Joyce Cary was born in 1888 and died in 1957. He is ranked among the top 100 writers in the English language in a recent Sunday Times listing and drew huge audiences when he toured America in 1951. He belonged to a family that held posts of distinction in church administration, media, the colonial service and the arts. Born in Derry, he was a regular visitor to Tremone Bay and stayed with the Elkin family. The current owner of the house is James Elkin and his wife Rene. Cary has written about the golden sands of Tremone in his memoirs which are in Oxford University. James Elkin’s grandmother “laid out” Joyce Cary’s mother when she died at Falmore House. Tremone House was a country guest residence of a high standard in the late 1800s and early 1900s and the family guest book is proof of this. Few people are aware of the distinguished guests who stayed here and enjoyed the waters of Tremone, as I did myself many years ago. The Belfast essayist, Harold Munro, better known as Saki, was a regular visitor to Elkins while he resided in the coastguard station nearby, then known as Caraig Cnoc. The Bigger family – businessmen, writers and politicans – also called here. The sailing ships that crossed the bay on their way to America from Derry were owned by the Cookes and McCorkells who spent their summer holidays at Tremone and watched their ships taking thousands of emigrants to the New World. A letter I received from the writer Sholto Cooke (author of The Maiden City and the Western Ocean confirms this). The rebel Young Irelander Thomas D’Arcy McGee escaped from here in 1848 with a price on his head and later became one of the founding fathers of Canada, only to be assassinated by a Fenian for his efforts at peace-making. McGee was disguised as a priest and was given a safe house by the local Catholic curate at the behest of Bishop McGinn of Derry. The daughter of the local landlord, James Steele Nicholson, had her own private bathing pool close to the rocks in the picture above. So Tremone has its history, not to mention the ship wrecks, poteen making, horse racing, football matches, drownings, crab hunting, kelp making, plane crashes and other events.

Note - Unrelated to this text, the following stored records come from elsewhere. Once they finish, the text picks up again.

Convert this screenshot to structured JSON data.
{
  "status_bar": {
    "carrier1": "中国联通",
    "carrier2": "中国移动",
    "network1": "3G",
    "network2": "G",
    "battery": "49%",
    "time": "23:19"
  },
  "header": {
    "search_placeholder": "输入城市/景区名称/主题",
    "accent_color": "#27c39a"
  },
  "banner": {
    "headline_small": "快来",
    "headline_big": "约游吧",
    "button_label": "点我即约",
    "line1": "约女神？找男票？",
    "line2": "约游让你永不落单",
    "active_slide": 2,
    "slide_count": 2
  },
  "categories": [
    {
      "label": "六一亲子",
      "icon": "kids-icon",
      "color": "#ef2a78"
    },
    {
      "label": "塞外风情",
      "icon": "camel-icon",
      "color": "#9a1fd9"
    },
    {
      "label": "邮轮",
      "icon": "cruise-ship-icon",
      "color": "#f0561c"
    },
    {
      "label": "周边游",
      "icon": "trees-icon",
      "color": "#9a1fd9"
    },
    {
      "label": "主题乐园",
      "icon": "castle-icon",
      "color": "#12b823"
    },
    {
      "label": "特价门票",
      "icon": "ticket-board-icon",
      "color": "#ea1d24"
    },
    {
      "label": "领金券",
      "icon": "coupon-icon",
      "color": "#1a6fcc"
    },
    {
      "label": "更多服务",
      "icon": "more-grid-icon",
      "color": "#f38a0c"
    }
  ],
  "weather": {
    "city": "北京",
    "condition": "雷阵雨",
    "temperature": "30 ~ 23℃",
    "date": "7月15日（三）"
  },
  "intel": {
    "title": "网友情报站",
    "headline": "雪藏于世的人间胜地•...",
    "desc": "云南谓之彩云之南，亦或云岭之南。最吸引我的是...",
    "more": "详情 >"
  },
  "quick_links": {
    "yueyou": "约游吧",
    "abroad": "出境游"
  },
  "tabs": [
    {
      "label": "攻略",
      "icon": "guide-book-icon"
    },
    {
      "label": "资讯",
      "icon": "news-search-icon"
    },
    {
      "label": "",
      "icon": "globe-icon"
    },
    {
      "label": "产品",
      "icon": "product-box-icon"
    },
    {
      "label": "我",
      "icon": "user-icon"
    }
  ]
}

Today it is incorrectly called TRA-MONE. Older people always pronounced it THUR-MONE and I often wondered why. The word TUAR is the Gaelic word for a bleach green or field and flax was grown extensively in the area. The MONE part is from MOIN meaning turf, so it the bleach green surrounded by the bog. It is often assumed that it should be TRA – MONE because there is a sandy beach and the Gaelic word for a beach is TRA.